Exercise prompt: Exactly as they stand, the data below are to be printed again.

(App and web page records)
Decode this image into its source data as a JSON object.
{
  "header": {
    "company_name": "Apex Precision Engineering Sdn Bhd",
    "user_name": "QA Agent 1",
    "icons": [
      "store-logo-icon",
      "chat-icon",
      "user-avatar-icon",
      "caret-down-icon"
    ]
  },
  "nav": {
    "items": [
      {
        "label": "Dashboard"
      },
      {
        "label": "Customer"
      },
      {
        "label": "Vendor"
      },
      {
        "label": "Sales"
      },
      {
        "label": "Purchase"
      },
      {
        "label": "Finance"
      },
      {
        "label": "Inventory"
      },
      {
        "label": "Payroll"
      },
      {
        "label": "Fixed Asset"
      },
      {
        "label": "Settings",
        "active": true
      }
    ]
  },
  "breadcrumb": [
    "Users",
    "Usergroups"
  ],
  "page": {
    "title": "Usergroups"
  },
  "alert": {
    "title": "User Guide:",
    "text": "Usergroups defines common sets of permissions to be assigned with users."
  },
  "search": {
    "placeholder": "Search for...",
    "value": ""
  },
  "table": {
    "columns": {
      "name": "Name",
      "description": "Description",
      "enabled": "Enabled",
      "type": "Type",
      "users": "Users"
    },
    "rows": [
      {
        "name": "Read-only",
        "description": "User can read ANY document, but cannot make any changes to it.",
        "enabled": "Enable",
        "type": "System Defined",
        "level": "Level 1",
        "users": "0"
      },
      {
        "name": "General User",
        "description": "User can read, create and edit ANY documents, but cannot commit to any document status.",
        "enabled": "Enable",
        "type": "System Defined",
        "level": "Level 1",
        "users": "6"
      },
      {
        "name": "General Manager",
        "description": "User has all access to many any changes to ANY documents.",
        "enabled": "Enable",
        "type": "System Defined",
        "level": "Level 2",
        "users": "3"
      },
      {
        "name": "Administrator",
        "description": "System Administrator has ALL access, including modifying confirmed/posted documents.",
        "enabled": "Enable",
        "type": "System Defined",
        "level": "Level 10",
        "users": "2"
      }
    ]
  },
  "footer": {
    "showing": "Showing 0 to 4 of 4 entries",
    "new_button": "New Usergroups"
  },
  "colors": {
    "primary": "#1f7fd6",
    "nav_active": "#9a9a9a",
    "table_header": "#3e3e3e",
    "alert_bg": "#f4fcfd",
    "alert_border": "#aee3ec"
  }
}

Written response:
Decode this image into its source data as a JSON object.
{
  "header": {
    "company_name": "Apex Precision Engineering Sdn Bhd",
    "user_name": "QA Agent 1",
    "icons": [
      "store-logo-icon",
      "chat-icon",
      "user-avatar-icon",
      "caret-down-icon"
    ]
  },
  "nav": {
    "items": [
      {
        "label": "Dashboard"
      },
      {
        "label": "Customer"
      },
      {
        "label": "Vendor"
      },
      {
        "label": "Sales"
      },
      {
        "label": "Purchase"
      },
      {
        "label": "Finance"
      },
      {
        "label": "Inventory"
      },
      {
        "label": "Payroll"
      },
      {
        "label": "Fixed Asset"
      },
      {
        "label": "Settings",
        "active": true
      }
    ]
  },
  "breadcrumb": [
    "Users",
    "Usergroups"
  ],
  "page": {
    "title": "Usergroups"
  },
  "alert": {
    "title": "User Guide:",
    "text": "Usergroups defines common sets of permissions to be assigned with users."
  },
  "search": {
    "placeholder": "Search for...",
    "value": ""
  },
  "table": {
    "columns": {
      "name": "Name",
      "description": "Description",
      "enabled": "Enabled",
      "type": "Type",
      "users": "Users"
    },
    "rows": [
      {
        "name": "Read-only",
        "description": "User can read ANY document, but cannot make any changes to it.",
        "enabled": "Enable",
        "type": "System Defined",
        "level": "Level 1",
        "users": "0"
      },
      {
        "name": "General User",
        "description": "User can read, create and edit ANY documents, but cannot commit to any document status.",
        "enabled": "Enable",
        "type": "System Defined",
        "level": "Level 1",
        "users": "6"
      },
      {
        "name": "General Manager",
        "description": "User has all access to many any changes to ANY documents.",
        "enabled": "Enable",
        "type": "System Defined",
        "level": "Level 2",
        "users": "3"
      },
      {
        "name": "Administrator",
        "description": "System Administrator has ALL access, including modifying confirmed/posted documents.",
        "enabled": "Enable",
        "type": "System Defined",
        "level": "Level 10",
        "users": "2"
      }
    ]
  },
  "footer": {
    "showing": "Showing 0 to 4 of 4 entries",
    "new_button": "New Usergroups"
  },
  "colors": {
    "primary": "#1f7fd6",
    "nav_active": "#9a9a9a",
    "table_header": "#3e3e3e",
    "alert_bg": "#f4fcfd",
    "alert_border": "#aee3ec"
  }
}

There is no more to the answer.